- _GOAL OF THE EXERCISE_
Filter the listing below down to the lines with the word "type" and copy those.

DATASET EXCERPTS below:

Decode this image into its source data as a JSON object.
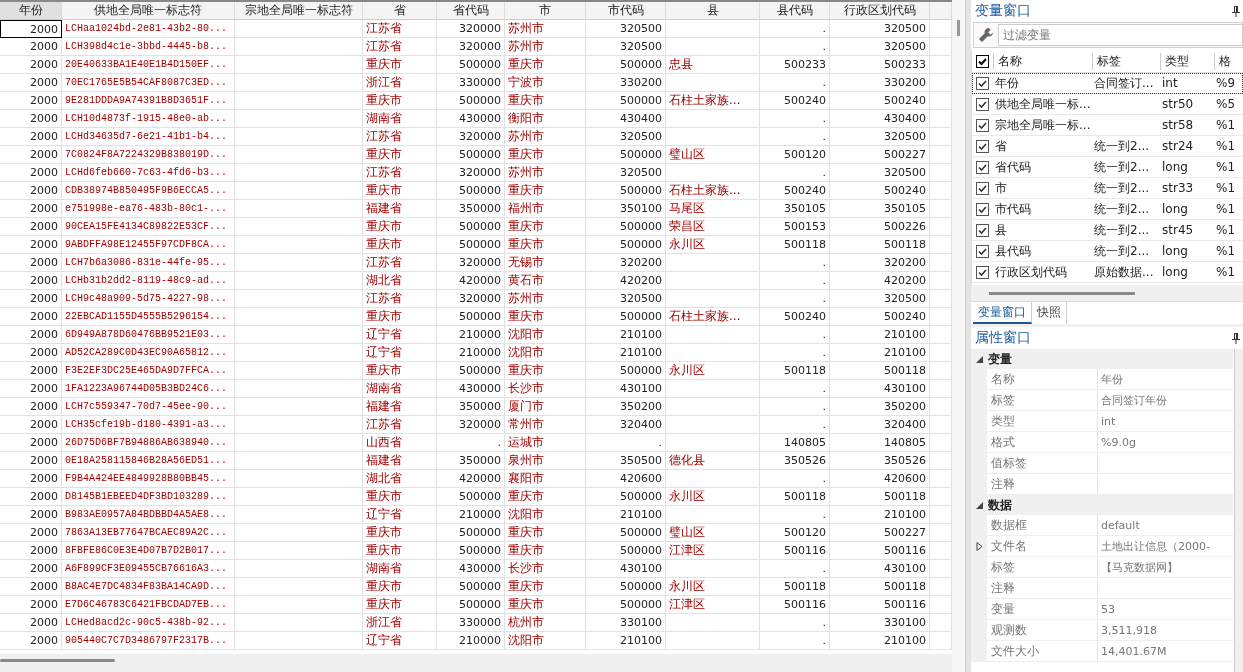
{
  "table": {
    "columns": [
      {
        "label": "年份",
        "kind": "num"
      },
      {
        "label": "供地全局唯一标志符",
        "kind": "str"
      },
      {
        "label": "宗地全局唯一标志符",
        "kind": "str"
      },
      {
        "label": "省",
        "kind": "str"
      },
      {
        "label": "省代码",
        "kind": "num"
      },
      {
        "label": "市",
        "kind": "str"
      },
      {
        "label": "市代码",
        "kind": "num"
      },
      {
        "label": "县",
        "kind": "str"
      },
      {
        "label": "县代码",
        "kind": "num"
      },
      {
        "label": "行政区划代码",
        "kind": "num"
      }
    ],
    "rows": [
      [
        "2000",
        "LCHaa1024bd-2e81-43b2-80...",
        "",
        "江苏省",
        "320000",
        "苏州市",
        "320500",
        "",
        ".",
        "320500"
      ],
      [
        "2000",
        "LCH398d4c1e-3bbd-4445-b8...",
        "",
        "江苏省",
        "320000",
        "苏州市",
        "320500",
        "",
        ".",
        "320500"
      ],
      [
        "2000",
        "20E40633BA1E40E1B4D150EF...",
        "",
        "重庆市",
        "500000",
        "重庆市",
        "500000",
        "忠县",
        "500233",
        "500233"
      ],
      [
        "2000",
        "70EC1765E5B54CAF8087C3ED...",
        "",
        "浙江省",
        "330000",
        "宁波市",
        "330200",
        "",
        ".",
        "330200"
      ],
      [
        "2000",
        "9E281DDDA9A74391B8D3651F...",
        "",
        "重庆市",
        "500000",
        "重庆市",
        "500000",
        "石柱土家族...",
        "500240",
        "500240"
      ],
      [
        "2000",
        "LCH10d4873f-1915-48e0-ab...",
        "",
        "湖南省",
        "430000",
        "衡阳市",
        "430400",
        "",
        ".",
        "430400"
      ],
      [
        "2000",
        "LCHd34635d7-6e21-41b1-b4...",
        "",
        "江苏省",
        "320000",
        "苏州市",
        "320500",
        "",
        ".",
        "320500"
      ],
      [
        "2000",
        "7C0824F8A7224329B838019D...",
        "",
        "重庆市",
        "500000",
        "重庆市",
        "500000",
        "璧山区",
        "500120",
        "500227"
      ],
      [
        "2000",
        "LCHd6feb660-7c63-4fd6-b3...",
        "",
        "江苏省",
        "320000",
        "苏州市",
        "320500",
        "",
        ".",
        "320500"
      ],
      [
        "2000",
        "CDB38974B850495F9B6ECCA5...",
        "",
        "重庆市",
        "500000",
        "重庆市",
        "500000",
        "石柱土家族...",
        "500240",
        "500240"
      ],
      [
        "2000",
        "e751998e-ea76-483b-80c1-...",
        "",
        "福建省",
        "350000",
        "福州市",
        "350100",
        "马尾区",
        "350105",
        "350105"
      ],
      [
        "2000",
        "90CEA15FE4134C89822E53CF...",
        "",
        "重庆市",
        "500000",
        "重庆市",
        "500000",
        "荣昌区",
        "500153",
        "500226"
      ],
      [
        "2000",
        "9ABDFFA98E12455F97CDF8CA...",
        "",
        "重庆市",
        "500000",
        "重庆市",
        "500000",
        "永川区",
        "500118",
        "500118"
      ],
      [
        "2000",
        "LCH7b6a3086-831e-44fe-95...",
        "",
        "江苏省",
        "320000",
        "无锡市",
        "320200",
        "",
        ".",
        "320200"
      ],
      [
        "2000",
        "LCHb31b2dd2-8119-48c9-ad...",
        "",
        "湖北省",
        "420000",
        "黄石市",
        "420200",
        "",
        ".",
        "420200"
      ],
      [
        "2000",
        "LCH9c48a909-5d75-4227-98...",
        "",
        "江苏省",
        "320000",
        "苏州市",
        "320500",
        "",
        ".",
        "320500"
      ],
      [
        "2000",
        "22EBCAD1155D4555B5296154...",
        "",
        "重庆市",
        "500000",
        "重庆市",
        "500000",
        "石柱土家族...",
        "500240",
        "500240"
      ],
      [
        "2000",
        "6D949A878D60476BB9521E03...",
        "",
        "辽宁省",
        "210000",
        "沈阳市",
        "210100",
        "",
        ".",
        "210100"
      ],
      [
        "2000",
        "AD52CA289C0D43EC90A65812...",
        "",
        "辽宁省",
        "210000",
        "沈阳市",
        "210100",
        "",
        ".",
        "210100"
      ],
      [
        "2000",
        "F3E2EF3DC25E465DA9D7FFCA...",
        "",
        "重庆市",
        "500000",
        "重庆市",
        "500000",
        "永川区",
        "500118",
        "500118"
      ],
      [
        "2000",
        "1FA1223A96744D05B3BD24C6...",
        "",
        "湖南省",
        "430000",
        "长沙市",
        "430100",
        "",
        ".",
        "430100"
      ],
      [
        "2000",
        "LCH7c559347-70d7-45ee-90...",
        "",
        "福建省",
        "350000",
        "厦门市",
        "350200",
        "",
        ".",
        "350200"
      ],
      [
        "2000",
        "LCH35cfe19b-d180-4391-a3...",
        "",
        "江苏省",
        "320000",
        "常州市",
        "320400",
        "",
        ".",
        "320400"
      ],
      [
        "2000",
        "26D75D6BF7B94886AB638940...",
        "",
        "山西省",
        ".",
        "运城市",
        ".",
        "",
        "140805",
        "140805"
      ],
      [
        "2000",
        "0E18A258115846B28A56ED51...",
        "",
        "福建省",
        "350000",
        "泉州市",
        "350500",
        "德化县",
        "350526",
        "350526"
      ],
      [
        "2000",
        "F9B4A424EE4849928B80BB45...",
        "",
        "湖北省",
        "420000",
        "襄阳市",
        "420600",
        "",
        ".",
        "420600"
      ],
      [
        "2000",
        "D8145B1EBEED4DF3BD103289...",
        "",
        "重庆市",
        "500000",
        "重庆市",
        "500000",
        "永川区",
        "500118",
        "500118"
      ],
      [
        "2000",
        "B983AE0957A84BDBBD4A5AE8...",
        "",
        "辽宁省",
        "210000",
        "沈阳市",
        "210100",
        "",
        ".",
        "210100"
      ],
      [
        "2000",
        "7863A13EB77647BCAEC89A2C...",
        "",
        "重庆市",
        "500000",
        "重庆市",
        "500000",
        "璧山区",
        "500120",
        "500227"
      ],
      [
        "2000",
        "8FBFE86C0E3E4D07B7D2B017...",
        "",
        "重庆市",
        "500000",
        "重庆市",
        "500000",
        "江津区",
        "500116",
        "500116"
      ],
      [
        "2000",
        "A6F899CF3E09455CB76616A3...",
        "",
        "湖南省",
        "430000",
        "长沙市",
        "430100",
        "",
        ".",
        "430100"
      ],
      [
        "2000",
        "B8AC4E7DC4834F83BA14CA9D...",
        "",
        "重庆市",
        "500000",
        "重庆市",
        "500000",
        "永川区",
        "500118",
        "500118"
      ],
      [
        "2000",
        "E7D6C46783C6421FBCDAD7EB...",
        "",
        "重庆市",
        "500000",
        "重庆市",
        "500000",
        "江津区",
        "500116",
        "500116"
      ],
      [
        "2000",
        "LCHed8acd2c-90c5-438b-92...",
        "",
        "浙江省",
        "330000",
        "杭州市",
        "330100",
        "",
        ".",
        "330100"
      ],
      [
        "2000",
        "905440C7C7D3486797F2317B...",
        "",
        "辽宁省",
        "210000",
        "沈阳市",
        "210100",
        "",
        ".",
        "210100"
      ]
    ]
  },
  "variables": {
    "title": "变量窗口",
    "filter": {
      "placeholder": "过滤变量"
    },
    "all_checked": true,
    "columns": [
      "名称",
      "标签",
      "类型",
      "格"
    ],
    "items": [
      {
        "name": "年份",
        "label": "合同签订...",
        "type": "int",
        "format": "%9",
        "checked": true,
        "selected": true
      },
      {
        "name": "供地全局唯一标...",
        "type": "str50",
        "format": "%5",
        "checked": true,
        "selected": false
      },
      {
        "name": "宗地全局唯一标...",
        "type": "str58",
        "format": "%1",
        "checked": true,
        "selected": false
      },
      {
        "name": "省",
        "label": "统一到2...",
        "type": "str24",
        "format": "%1",
        "checked": true,
        "selected": false
      },
      {
        "name": "省代码",
        "label": "统一到2...",
        "type": "long",
        "format": "%1",
        "checked": true,
        "selected": false
      },
      {
        "name": "市",
        "label": "统一到2...",
        "type": "str33",
        "format": "%1",
        "checked": true,
        "selected": false
      },
      {
        "name": "市代码",
        "label": "统一到2...",
        "type": "long",
        "format": "%1",
        "checked": true,
        "selected": false
      },
      {
        "name": "县",
        "label": "统一到2...",
        "type": "str45",
        "format": "%1",
        "checked": true,
        "selected": false
      },
      {
        "name": "县代码",
        "label": "统一到2...",
        "type": "long",
        "format": "%1",
        "checked": true,
        "selected": false
      },
      {
        "name": "行政区划代码",
        "label": "原始数据...",
        "type": "long",
        "format": "%1",
        "checked": true,
        "selected": false
      }
    ]
  },
  "tabs": [
    {
      "label": "变量窗口",
      "selected": true
    },
    {
      "label": "快照",
      "selected": false
    }
  ],
  "properties": {
    "title": "属性窗口",
    "groups": [
      {
        "label": "变量",
        "expanded": true,
        "items": [
          {
            "name": "名称",
            "value": "年份"
          },
          {
            "name": "标签",
            "value": "合同签订年份"
          },
          {
            "name": "类型",
            "value": "int"
          },
          {
            "name": "格式",
            "value": "%9.0g"
          },
          {
            "name": "值标签",
            "value": ""
          },
          {
            "name": "注释",
            "value": ""
          }
        ]
      },
      {
        "label": "数据",
        "expanded": true,
        "items": [
          {
            "name": "数据框",
            "value": "default"
          },
          {
            "name": "文件名",
            "value": "土地出让信息（2000-",
            "expanded": false
          },
          {
            "name": "标签",
            "value": "【马克数据网】"
          },
          {
            "name": "注释",
            "value": ""
          },
          {
            "name": "变量",
            "value": "53"
          },
          {
            "name": "观测数",
            "value": "3,511,918"
          },
          {
            "name": "文件大小",
            "value": "14,401.67M"
          }
        ]
      }
    ]
  }
}
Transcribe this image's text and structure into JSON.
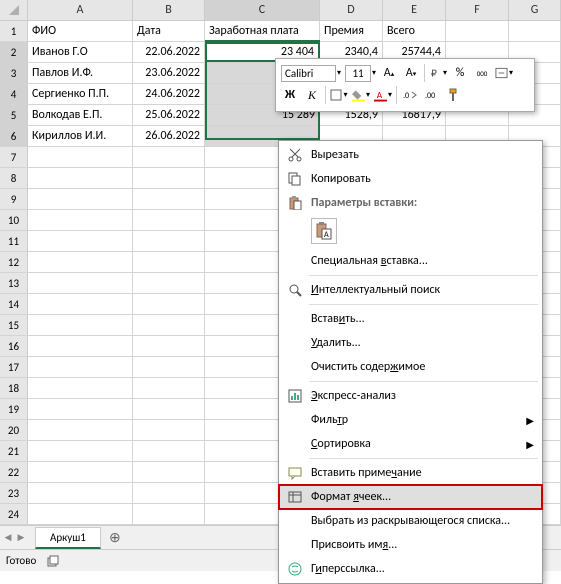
{
  "columns": [
    "A",
    "B",
    "C",
    "D",
    "E",
    "F",
    "G"
  ],
  "headersRow": {
    "a": "ФИО",
    "b": "Дата",
    "c": "Заработная плата",
    "d": "Премия",
    "e": "Всего"
  },
  "rows": [
    {
      "num": 2,
      "a": "Иванов Г.О",
      "b": "22.06.2022",
      "c": "23 404",
      "d": "2340,4",
      "e": "25744,4"
    },
    {
      "num": 3,
      "a": "Павлов И.Ф.",
      "b": "23.06.2022",
      "c": "",
      "d": "",
      "e": ""
    },
    {
      "num": 4,
      "a": "Сергиенко П.П.",
      "b": "24.06.2022",
      "c": "",
      "d": "",
      "e": ""
    },
    {
      "num": 5,
      "a": "Волкодав Е.П.",
      "b": "25.06.2022",
      "c": "15 289",
      "d": "1528,9",
      "e": "16817,9"
    },
    {
      "num": 6,
      "a": "Кириллов И.И.",
      "b": "26.06.2022",
      "c": "",
      "d": "",
      "e": ""
    }
  ],
  "emptyRows": [
    7,
    8,
    9,
    10,
    11,
    12,
    13,
    14,
    15,
    16,
    17,
    18,
    19,
    20,
    21,
    22,
    23,
    24
  ],
  "miniToolbar": {
    "font": "Calibri",
    "size": "11"
  },
  "menu": {
    "cut": "Вырезать",
    "copy": "Копировать",
    "pasteOptionsHeader": "Параметры вставки:",
    "pasteSpecial": "Специальная вставка...",
    "smartLookup": "Интеллектуальный поиск",
    "insert": "Вставить...",
    "delete": "Удалить...",
    "clear": "Очистить содержимое",
    "quickAnalysis": "Экспресс-анализ",
    "filter": "Фильтр",
    "sort": "Сортировка",
    "comment": "Вставить примечание",
    "formatCells": "Формат ячеек...",
    "pickList": "Выбрать из раскрывающегося списка...",
    "defineName": "Присвоить имя...",
    "hyperlink": "Гиперссылка..."
  },
  "sheetTab": "Аркуш1",
  "status": "Готово"
}
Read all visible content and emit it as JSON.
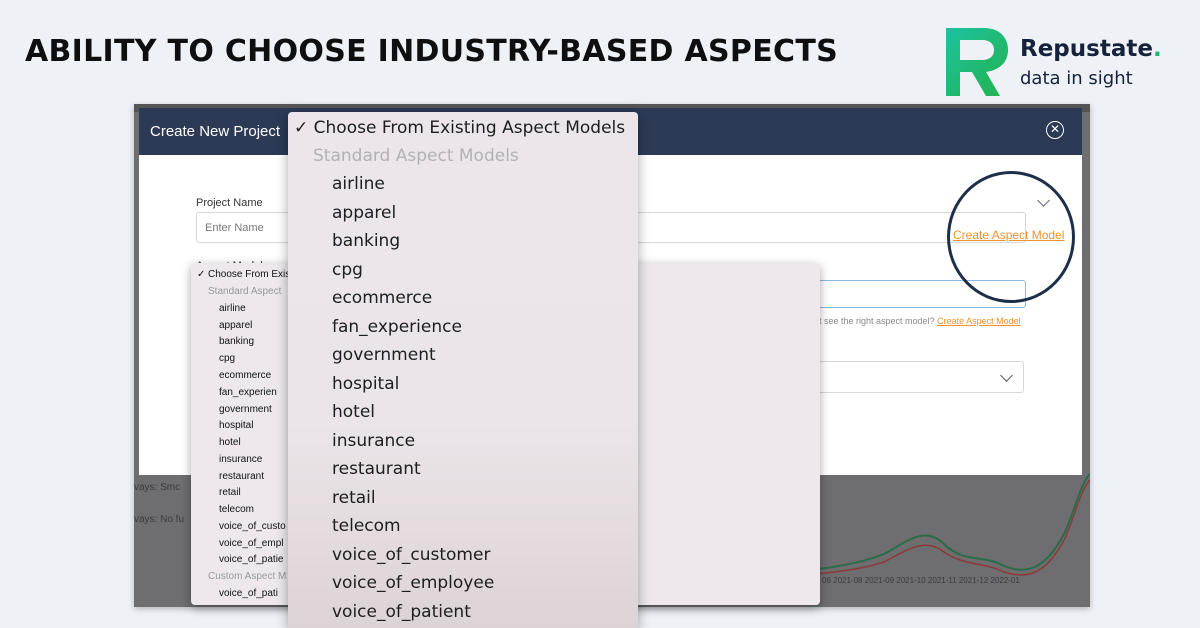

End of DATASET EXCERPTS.

- _ANSWER TO THIS EXERCISE_
        "type": "int",
        "type": "str50",
        "type": "str58",
        "type": "str24",
        "type": "long",
        "type": "str33",
        "type": "long",
        "type": "str45",
        "type": "long",
        "type": "long",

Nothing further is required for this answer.